DATA SECTION START

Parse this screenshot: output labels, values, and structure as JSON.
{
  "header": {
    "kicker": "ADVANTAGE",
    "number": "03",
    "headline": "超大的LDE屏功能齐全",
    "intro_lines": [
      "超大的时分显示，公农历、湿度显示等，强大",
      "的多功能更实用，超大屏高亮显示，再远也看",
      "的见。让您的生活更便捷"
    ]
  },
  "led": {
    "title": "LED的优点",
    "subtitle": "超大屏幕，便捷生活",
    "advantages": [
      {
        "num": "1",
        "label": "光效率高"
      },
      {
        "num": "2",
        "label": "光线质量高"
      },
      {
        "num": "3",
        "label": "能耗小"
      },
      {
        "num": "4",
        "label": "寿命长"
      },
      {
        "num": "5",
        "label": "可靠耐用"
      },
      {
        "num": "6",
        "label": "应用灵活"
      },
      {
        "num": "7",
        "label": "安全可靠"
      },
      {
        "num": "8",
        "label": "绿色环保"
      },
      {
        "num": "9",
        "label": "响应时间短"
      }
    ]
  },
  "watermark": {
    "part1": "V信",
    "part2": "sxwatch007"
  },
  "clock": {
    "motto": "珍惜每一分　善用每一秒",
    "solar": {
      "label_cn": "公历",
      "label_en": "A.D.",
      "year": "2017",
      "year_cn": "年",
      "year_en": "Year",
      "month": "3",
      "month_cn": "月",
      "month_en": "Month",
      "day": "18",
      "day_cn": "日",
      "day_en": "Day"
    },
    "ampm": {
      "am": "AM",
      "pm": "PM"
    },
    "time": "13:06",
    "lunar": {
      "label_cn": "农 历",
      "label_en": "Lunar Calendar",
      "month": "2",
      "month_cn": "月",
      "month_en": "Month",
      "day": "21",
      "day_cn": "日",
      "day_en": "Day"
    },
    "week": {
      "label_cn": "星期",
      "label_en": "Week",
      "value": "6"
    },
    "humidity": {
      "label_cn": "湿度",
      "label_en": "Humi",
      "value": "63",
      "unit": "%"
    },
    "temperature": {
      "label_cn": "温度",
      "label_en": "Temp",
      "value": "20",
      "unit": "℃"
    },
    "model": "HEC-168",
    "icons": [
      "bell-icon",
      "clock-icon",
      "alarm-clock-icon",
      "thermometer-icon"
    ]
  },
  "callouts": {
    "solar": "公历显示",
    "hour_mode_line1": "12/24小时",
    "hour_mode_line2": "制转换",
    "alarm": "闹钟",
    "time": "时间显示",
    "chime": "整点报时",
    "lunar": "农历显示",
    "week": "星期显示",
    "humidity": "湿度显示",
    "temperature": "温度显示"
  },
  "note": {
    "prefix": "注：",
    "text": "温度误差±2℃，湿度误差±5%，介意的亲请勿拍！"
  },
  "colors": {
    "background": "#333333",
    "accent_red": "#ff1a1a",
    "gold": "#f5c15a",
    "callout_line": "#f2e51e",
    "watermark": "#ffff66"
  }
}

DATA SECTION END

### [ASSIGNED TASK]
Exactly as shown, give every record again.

### [TASK RESULT]
Parse this screenshot: output labels, values, and structure as JSON.
{
  "header": {
    "kicker": "ADVANTAGE",
    "number": "03",
    "headline": "超大的LDE屏功能齐全",
    "intro_lines": [
      "超大的时分显示，公农历、湿度显示等，强大",
      "的多功能更实用，超大屏高亮显示，再远也看",
      "的见。让您的生活更便捷"
    ]
  },
  "led": {
    "title": "LED的优点",
    "subtitle": "超大屏幕，便捷生活",
    "advantages": [
      {
        "num": "1",
        "label": "光效率高"
      },
      {
        "num": "2",
        "label": "光线质量高"
      },
      {
        "num": "3",
        "label": "能耗小"
      },
      {
        "num": "4",
        "label": "寿命长"
      },
      {
        "num": "5",
        "label": "可靠耐用"
      },
      {
        "num": "6",
        "label": "应用灵活"
      },
      {
        "num": "7",
        "label": "安全可靠"
      },
      {
        "num": "8",
        "label": "绿色环保"
      },
      {
        "num": "9",
        "label": "响应时间短"
      }
    ]
  },
  "watermark": {
    "part1": "V信",
    "part2": "sxwatch007"
  },
  "clock": {
    "motto": "珍惜每一分　善用每一秒",
    "solar": {
      "label_cn": "公历",
      "label_en": "A.D.",
      "year": "2017",
      "year_cn": "年",
      "year_en": "Year",
      "month": "3",
      "month_cn": "月",
      "month_en": "Month",
      "day": "18",
      "day_cn": "日",
      "day_en": "Day"
    },
    "ampm": {
      "am": "AM",
      "pm": "PM"
    },
    "time": "13:06",
    "lunar": {
      "label_cn": "农 历",
      "label_en": "Lunar Calendar",
      "month": "2",
      "month_cn": "月",
      "month_en": "Month",
      "day": "21",
      "day_cn": "日",
      "day_en": "Day"
    },
    "week": {
      "label_cn": "星期",
      "label_en": "Week",
      "value": "6"
    },
    "humidity": {
      "label_cn": "湿度",
      "label_en": "Humi",
      "value": "63",
      "unit": "%"
    },
    "temperature": {
      "label_cn": "温度",
      "label_en": "Temp",
      "value": "20",
      "unit": "℃"
    },
    "model": "HEC-168",
    "icons": [
      "bell-icon",
      "clock-icon",
      "alarm-clock-icon",
      "thermometer-icon"
    ]
  },
  "callouts": {
    "solar": "公历显示",
    "hour_mode_line1": "12/24小时",
    "hour_mode_line2": "制转换",
    "alarm": "闹钟",
    "time": "时间显示",
    "chime": "整点报时",
    "lunar": "农历显示",
    "week": "星期显示",
    "humidity": "湿度显示",
    "temperature": "温度显示"
  },
  "note": {
    "prefix": "注：",
    "text": "温度误差±2℃，湿度误差±5%，介意的亲请勿拍！"
  },
  "colors": {
    "background": "#333333",
    "accent_red": "#ff1a1a",
    "gold": "#f5c15a",
    "callout_line": "#f2e51e",
    "watermark": "#ffff66"
  }
}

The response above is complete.